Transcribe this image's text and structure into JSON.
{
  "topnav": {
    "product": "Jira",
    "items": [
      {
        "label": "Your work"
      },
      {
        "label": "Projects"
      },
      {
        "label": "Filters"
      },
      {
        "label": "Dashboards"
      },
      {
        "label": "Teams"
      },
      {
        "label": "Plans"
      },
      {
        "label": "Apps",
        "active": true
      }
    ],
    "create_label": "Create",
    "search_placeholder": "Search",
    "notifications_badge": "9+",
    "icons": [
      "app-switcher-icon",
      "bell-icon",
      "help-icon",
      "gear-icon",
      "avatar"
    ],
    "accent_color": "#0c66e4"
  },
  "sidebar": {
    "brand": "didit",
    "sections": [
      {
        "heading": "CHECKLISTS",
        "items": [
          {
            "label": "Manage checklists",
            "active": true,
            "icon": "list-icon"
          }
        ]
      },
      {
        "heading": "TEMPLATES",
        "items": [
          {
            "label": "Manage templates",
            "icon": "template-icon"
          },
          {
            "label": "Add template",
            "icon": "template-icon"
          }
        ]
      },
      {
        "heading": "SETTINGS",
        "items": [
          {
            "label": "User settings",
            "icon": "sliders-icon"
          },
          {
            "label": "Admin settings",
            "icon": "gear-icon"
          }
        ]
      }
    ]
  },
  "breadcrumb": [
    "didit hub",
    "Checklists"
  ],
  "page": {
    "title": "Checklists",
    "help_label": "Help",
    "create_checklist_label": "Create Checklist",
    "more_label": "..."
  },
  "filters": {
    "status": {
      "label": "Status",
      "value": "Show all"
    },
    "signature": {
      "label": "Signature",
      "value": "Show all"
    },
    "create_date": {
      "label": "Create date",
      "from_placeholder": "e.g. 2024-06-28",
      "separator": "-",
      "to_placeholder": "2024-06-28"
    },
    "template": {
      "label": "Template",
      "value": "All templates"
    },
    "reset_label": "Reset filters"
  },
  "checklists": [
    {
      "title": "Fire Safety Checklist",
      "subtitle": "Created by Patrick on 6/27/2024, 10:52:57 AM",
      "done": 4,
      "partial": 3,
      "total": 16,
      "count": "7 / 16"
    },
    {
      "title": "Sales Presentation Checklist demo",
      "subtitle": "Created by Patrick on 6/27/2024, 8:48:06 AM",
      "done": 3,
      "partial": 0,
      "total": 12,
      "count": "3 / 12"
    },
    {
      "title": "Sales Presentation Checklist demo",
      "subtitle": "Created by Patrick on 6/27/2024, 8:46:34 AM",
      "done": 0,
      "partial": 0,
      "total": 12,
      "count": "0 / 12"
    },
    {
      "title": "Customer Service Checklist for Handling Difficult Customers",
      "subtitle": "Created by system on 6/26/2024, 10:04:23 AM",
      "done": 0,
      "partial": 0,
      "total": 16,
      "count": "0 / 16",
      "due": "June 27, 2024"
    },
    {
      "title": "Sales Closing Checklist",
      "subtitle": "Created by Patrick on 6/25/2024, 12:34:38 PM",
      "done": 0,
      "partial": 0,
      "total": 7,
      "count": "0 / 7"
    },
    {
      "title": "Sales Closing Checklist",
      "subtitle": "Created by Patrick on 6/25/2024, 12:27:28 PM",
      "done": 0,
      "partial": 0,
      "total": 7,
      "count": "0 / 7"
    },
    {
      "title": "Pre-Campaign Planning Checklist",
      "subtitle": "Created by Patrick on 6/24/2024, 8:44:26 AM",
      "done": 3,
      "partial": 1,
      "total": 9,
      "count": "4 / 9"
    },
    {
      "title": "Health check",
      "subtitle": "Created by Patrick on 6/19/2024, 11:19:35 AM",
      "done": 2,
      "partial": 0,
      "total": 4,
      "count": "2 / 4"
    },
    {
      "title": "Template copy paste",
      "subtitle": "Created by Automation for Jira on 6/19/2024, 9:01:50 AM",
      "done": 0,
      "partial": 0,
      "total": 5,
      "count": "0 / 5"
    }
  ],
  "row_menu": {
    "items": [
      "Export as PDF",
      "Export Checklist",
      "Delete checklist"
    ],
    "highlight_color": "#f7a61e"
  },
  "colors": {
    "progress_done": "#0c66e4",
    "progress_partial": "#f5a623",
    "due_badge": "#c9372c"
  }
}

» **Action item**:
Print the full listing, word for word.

» **Written reply**:
Transcribe this image's text and structure into JSON.
{
  "topnav": {
    "product": "Jira",
    "items": [
      {
        "label": "Your work"
      },
      {
        "label": "Projects"
      },
      {
        "label": "Filters"
      },
      {
        "label": "Dashboards"
      },
      {
        "label": "Teams"
      },
      {
        "label": "Plans"
      },
      {
        "label": "Apps",
        "active": true
      }
    ],
    "create_label": "Create",
    "search_placeholder": "Search",
    "notifications_badge": "9+",
    "icons": [
      "app-switcher-icon",
      "bell-icon",
      "help-icon",
      "gear-icon",
      "avatar"
    ],
    "accent_color": "#0c66e4"
  },
  "sidebar": {
    "brand": "didit",
    "sections": [
      {
        "heading": "CHECKLISTS",
        "items": [
          {
            "label": "Manage checklists",
            "active": true,
            "icon": "list-icon"
          }
        ]
      },
      {
        "heading": "TEMPLATES",
        "items": [
          {
            "label": "Manage templates",
            "icon": "template-icon"
          },
          {
            "label": "Add template",
            "icon": "template-icon"
          }
        ]
      },
      {
        "heading": "SETTINGS",
        "items": [
          {
            "label": "User settings",
            "icon": "sliders-icon"
          },
          {
            "label": "Admin settings",
            "icon": "gear-icon"
          }
        ]
      }
    ]
  },
  "breadcrumb": [
    "didit hub",
    "Checklists"
  ],
  "page": {
    "title": "Checklists",
    "help_label": "Help",
    "create_checklist_label": "Create Checklist",
    "more_label": "..."
  },
  "filters": {
    "status": {
      "label": "Status",
      "value": "Show all"
    },
    "signature": {
      "label": "Signature",
      "value": "Show all"
    },
    "create_date": {
      "label": "Create date",
      "from_placeholder": "e.g. 2024-06-28",
      "separator": "-",
      "to_placeholder": "2024-06-28"
    },
    "template": {
      "label": "Template",
      "value": "All templates"
    },
    "reset_label": "Reset filters"
  },
  "checklists": [
    {
      "title": "Fire Safety Checklist",
      "subtitle": "Created by Patrick on 6/27/2024, 10:52:57 AM",
      "done": 4,
      "partial": 3,
      "total": 16,
      "count": "7 / 16"
    },
    {
      "title": "Sales Presentation Checklist demo",
      "subtitle": "Created by Patrick on 6/27/2024, 8:48:06 AM",
      "done": 3,
      "partial": 0,
      "total": 12,
      "count": "3 / 12"
    },
    {
      "title": "Sales Presentation Checklist demo",
      "subtitle": "Created by Patrick on 6/27/2024, 8:46:34 AM",
      "done": 0,
      "partial": 0,
      "total": 12,
      "count": "0 / 12"
    },
    {
      "title": "Customer Service Checklist for Handling Difficult Customers",
      "subtitle": "Created by system on 6/26/2024, 10:04:23 AM",
      "done": 0,
      "partial": 0,
      "total": 16,
      "count": "0 / 16",
      "due": "June 27, 2024"
    },
    {
      "title": "Sales Closing Checklist",
      "subtitle": "Created by Patrick on 6/25/2024, 12:34:38 PM",
      "done": 0,
      "partial": 0,
      "total": 7,
      "count": "0 / 7"
    },
    {
      "title": "Sales Closing Checklist",
      "subtitle": "Created by Patrick on 6/25/2024, 12:27:28 PM",
      "done": 0,
      "partial": 0,
      "total": 7,
      "count": "0 / 7"
    },
    {
      "title": "Pre-Campaign Planning Checklist",
      "subtitle": "Created by Patrick on 6/24/2024, 8:44:26 AM",
      "done": 3,
      "partial": 1,
      "total": 9,
      "count": "4 / 9"
    },
    {
      "title": "Health check",
      "subtitle": "Created by Patrick on 6/19/2024, 11:19:35 AM",
      "done": 2,
      "partial": 0,
      "total": 4,
      "count": "2 / 4"
    },
    {
      "title": "Template copy paste",
      "subtitle": "Created by Automation for Jira on 6/19/2024, 9:01:50 AM",
      "done": 0,
      "partial": 0,
      "total": 5,
      "count": "0 / 5"
    }
  ],
  "row_menu": {
    "items": [
      "Export as PDF",
      "Export Checklist",
      "Delete checklist"
    ],
    "highlight_color": "#f7a61e"
  },
  "colors": {
    "progress_done": "#0c66e4",
    "progress_partial": "#f5a623",
    "due_badge": "#c9372c"
  }
}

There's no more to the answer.